Work instructions =>
Pick out the lines in the listing below that contain the word "circle" and copy them.
Start of Block
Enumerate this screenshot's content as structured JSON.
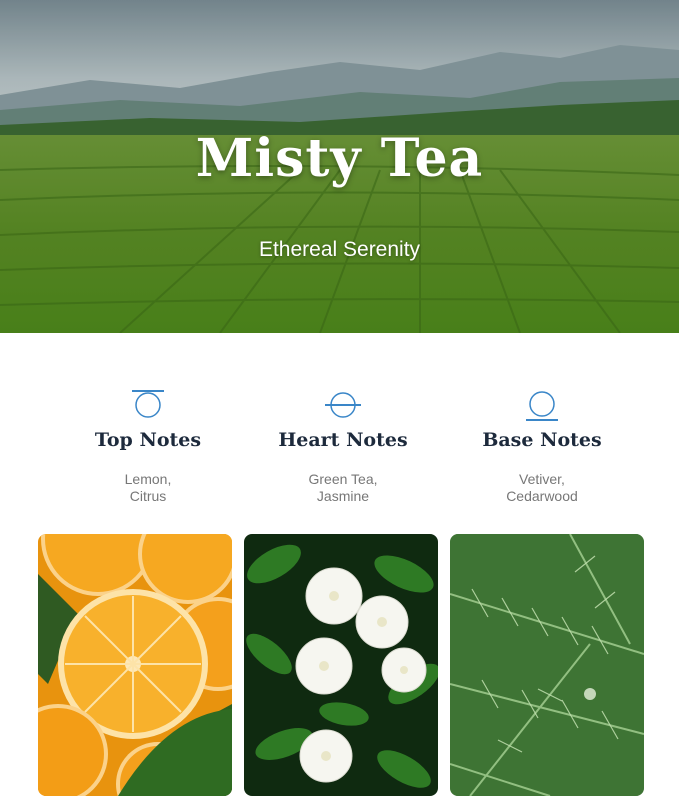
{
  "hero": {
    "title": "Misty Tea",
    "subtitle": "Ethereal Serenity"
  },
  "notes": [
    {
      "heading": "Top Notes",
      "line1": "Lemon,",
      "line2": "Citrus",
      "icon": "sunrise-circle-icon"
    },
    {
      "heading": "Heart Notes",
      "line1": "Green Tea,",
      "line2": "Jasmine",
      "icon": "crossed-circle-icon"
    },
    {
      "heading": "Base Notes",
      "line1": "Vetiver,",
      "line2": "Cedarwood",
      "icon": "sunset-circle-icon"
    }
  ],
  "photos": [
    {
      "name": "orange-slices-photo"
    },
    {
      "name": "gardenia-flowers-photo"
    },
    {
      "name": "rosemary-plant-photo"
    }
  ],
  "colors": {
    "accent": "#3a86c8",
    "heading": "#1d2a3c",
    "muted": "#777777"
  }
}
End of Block
Your solution =>
      "icon": "sunrise-circle-icon"
      "icon": "crossed-circle-icon"
      "icon": "sunset-circle-icon"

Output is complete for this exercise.